Uncertainty and change are brewing in all of their lives. This uncertainty is echoed within the larger community. St. Thomas sits on the knife edge of change. One wrong look or perceived hostility on the part of the locals means swift, violent retribution by the Ynna. People have been killed. A dog was ripped in half. Fear, uncertainty, and—despite the circumstances—hostility fester.
Colonialism is a major theme in this work, as the above might make you think. Doubly so, in fact. The Ynna most involved with the story is Mera, sent long before the rest of her brethren. Sections of her past are told as flashbacks, in which she was living the life of a slave, learning about the world and society she found herself in. Modern echoes abound as the story progresses, providing commentary on colonialism on a more literal and historical level as well as on a broader anthropological scale.
A slower pace and closer look at the consequences of first contact on these two families makes up the majority of the novel. As events begin to snowball, the pacing picks up, culminating in a fast-paced ending. The title’s ‘lesson’ becomes more of a driving force in these later chapters. Yet, this lesson isn’t quite spelled out for the audience. Even so it becomes rather apparent. Or, perhaps more aptly, several lessons. Different aspects will certainly stand out for different readers, and, I suspect, will provide somewhat different reading experiences as well.

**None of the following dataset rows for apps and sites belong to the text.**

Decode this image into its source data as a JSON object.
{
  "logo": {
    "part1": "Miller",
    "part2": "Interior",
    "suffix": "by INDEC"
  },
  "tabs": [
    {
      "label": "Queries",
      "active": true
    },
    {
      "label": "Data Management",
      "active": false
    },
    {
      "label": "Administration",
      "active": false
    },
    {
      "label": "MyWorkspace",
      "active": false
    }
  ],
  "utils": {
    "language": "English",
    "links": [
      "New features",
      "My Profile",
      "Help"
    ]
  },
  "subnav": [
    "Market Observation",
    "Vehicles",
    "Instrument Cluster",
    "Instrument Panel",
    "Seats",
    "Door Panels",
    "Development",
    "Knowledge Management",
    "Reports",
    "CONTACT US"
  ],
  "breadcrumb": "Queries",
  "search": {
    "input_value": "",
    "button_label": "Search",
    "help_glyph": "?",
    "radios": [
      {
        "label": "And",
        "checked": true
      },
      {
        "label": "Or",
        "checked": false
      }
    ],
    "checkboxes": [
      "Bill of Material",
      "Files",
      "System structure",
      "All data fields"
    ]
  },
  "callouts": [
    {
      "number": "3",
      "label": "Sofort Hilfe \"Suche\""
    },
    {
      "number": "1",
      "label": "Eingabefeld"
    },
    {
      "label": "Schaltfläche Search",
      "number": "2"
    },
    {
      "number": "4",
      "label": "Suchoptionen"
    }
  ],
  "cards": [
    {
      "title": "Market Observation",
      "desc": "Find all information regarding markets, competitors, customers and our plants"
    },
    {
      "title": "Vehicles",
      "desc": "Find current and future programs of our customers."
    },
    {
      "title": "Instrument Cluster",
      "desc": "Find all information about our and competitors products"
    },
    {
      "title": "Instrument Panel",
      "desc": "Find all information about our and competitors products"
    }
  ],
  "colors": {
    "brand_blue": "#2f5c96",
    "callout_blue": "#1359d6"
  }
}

The Lesson by Cadwell Turbull is a fantastic addition to science fiction. With so much emphasis on characters, the story of these families within this particular situation, this would be a fantastic place for readers of more literary fiction and slow, character driven novels set in contemporary times to delve a little farther into science fiction.